    The effects of reindeer fences on wildlife is known, but less studied phenomenon. The aim of this study was to gather information about collision rate and mortality of grouses, more closely on willow grouse, capercaillie and black grouse, due to reindeer fences. In the study there were 139 kilometres of reindeer fence in six different locations in Lapland, Finland. In two of these locations there were marking treatment of fences with yellow and black plastic tubes with two different densities. In four locations, fences were marked with 50 mm of LPDE plastic stripes in yellow, blue, orange and reflecting aluminium. The study was conducted between May/2014 – June/2015. The fences were patrolled once a month. The observations included dead grouses hanging in the fence or corpses nearby the fence. Also, indirect collision evidence, such as feathers in the fence was included to observations. During the study year 330 collisions were observed.

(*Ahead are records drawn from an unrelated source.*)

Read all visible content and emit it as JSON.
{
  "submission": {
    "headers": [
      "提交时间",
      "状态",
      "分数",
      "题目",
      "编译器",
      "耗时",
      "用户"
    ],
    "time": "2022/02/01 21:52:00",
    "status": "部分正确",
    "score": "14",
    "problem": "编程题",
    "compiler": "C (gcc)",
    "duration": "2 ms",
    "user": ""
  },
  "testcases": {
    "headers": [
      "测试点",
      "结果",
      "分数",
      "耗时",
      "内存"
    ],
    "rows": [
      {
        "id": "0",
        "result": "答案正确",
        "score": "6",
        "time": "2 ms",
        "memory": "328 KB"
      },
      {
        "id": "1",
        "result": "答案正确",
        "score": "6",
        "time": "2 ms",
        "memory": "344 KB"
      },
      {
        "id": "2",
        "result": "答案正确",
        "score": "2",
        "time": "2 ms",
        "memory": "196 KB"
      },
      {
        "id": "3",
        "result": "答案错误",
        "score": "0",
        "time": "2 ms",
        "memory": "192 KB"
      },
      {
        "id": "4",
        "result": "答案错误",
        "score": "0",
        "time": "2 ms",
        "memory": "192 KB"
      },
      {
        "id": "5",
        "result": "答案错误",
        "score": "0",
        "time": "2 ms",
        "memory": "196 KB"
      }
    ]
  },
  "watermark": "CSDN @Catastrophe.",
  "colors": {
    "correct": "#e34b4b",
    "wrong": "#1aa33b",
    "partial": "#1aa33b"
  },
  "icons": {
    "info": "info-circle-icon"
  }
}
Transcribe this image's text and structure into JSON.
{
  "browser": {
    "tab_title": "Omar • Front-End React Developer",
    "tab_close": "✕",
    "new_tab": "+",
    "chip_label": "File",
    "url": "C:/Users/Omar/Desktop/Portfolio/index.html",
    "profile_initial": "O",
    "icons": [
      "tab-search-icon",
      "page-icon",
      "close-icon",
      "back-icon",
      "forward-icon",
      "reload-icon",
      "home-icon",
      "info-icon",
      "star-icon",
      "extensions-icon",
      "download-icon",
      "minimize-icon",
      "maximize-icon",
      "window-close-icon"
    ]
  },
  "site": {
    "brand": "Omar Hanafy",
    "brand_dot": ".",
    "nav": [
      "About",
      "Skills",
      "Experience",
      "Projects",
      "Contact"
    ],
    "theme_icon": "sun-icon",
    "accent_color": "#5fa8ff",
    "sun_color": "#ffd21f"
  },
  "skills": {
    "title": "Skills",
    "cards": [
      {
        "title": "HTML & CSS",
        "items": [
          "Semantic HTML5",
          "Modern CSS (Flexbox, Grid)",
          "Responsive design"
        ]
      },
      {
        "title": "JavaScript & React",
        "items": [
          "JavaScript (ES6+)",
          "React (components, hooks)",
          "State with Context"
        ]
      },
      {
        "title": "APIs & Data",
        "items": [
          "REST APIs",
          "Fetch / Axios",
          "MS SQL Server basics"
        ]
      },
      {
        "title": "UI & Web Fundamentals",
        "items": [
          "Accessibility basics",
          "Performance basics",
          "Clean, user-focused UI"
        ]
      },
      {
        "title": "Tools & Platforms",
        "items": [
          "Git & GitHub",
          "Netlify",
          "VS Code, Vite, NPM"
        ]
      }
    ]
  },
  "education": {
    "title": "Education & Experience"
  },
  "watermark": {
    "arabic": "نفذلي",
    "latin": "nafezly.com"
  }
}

The first two months of observations were removed from the analysis due to uncertainty of the timing of collisions. Also, one of the locations were removed because of unregular patrolling. Therefore, the study consists total of 154 observations. The study included untreated fences as control parts. Depending on the location, 0,3-1,9 collisions per kilometres per year in the control part were observed. Corpses of 73 grouses were found. In 81 cases, collision evidence was found but the grouses were disappeared, and therefore survival or injuries of the grouses could not be confirmed. Based on variance analysis, marking of fences did not reduce collisions. By using QGIS and R, GPS-information of collision points were combined and studied with parameters of site classification, forest height, DTW-moisture index and elevation model, available from open data sources of Natural Resources Institute Finland and National Land Survey of Finland. The effects of the parameters to the collision points were studied within radiuses of 50, 100 and 300 metres. Statistical methods of R and Bayes were used to study interactions of the parameters to the collision risk. The effect of site classification on the collision risk was not as strong as expected. On the other hand, DWT-moisture index predicted increasing collision risk depending on location. Based on Bayes statistics, yellow stripe marking had the greatest likelihood to reduce collision risk and more dense tube marking was more effective to reduce collision than less dense marking. Based on results of this study, reindeer fences are mortality factor for grouses and especially locally reindeer fences can be significant mortality factor. Marking method should be inexpensive, durable to weather conditions, and provably reducing collisions, if applied widely. Advancing tube marking development could be a solution. Based on one-year study it is not possible to get information about year to year fluctuations of grouse population densities and its significance and influence in collision density. Therefore, more long-term studies are required.
  • Kosonen, Oma (University of Helsinki, 1958)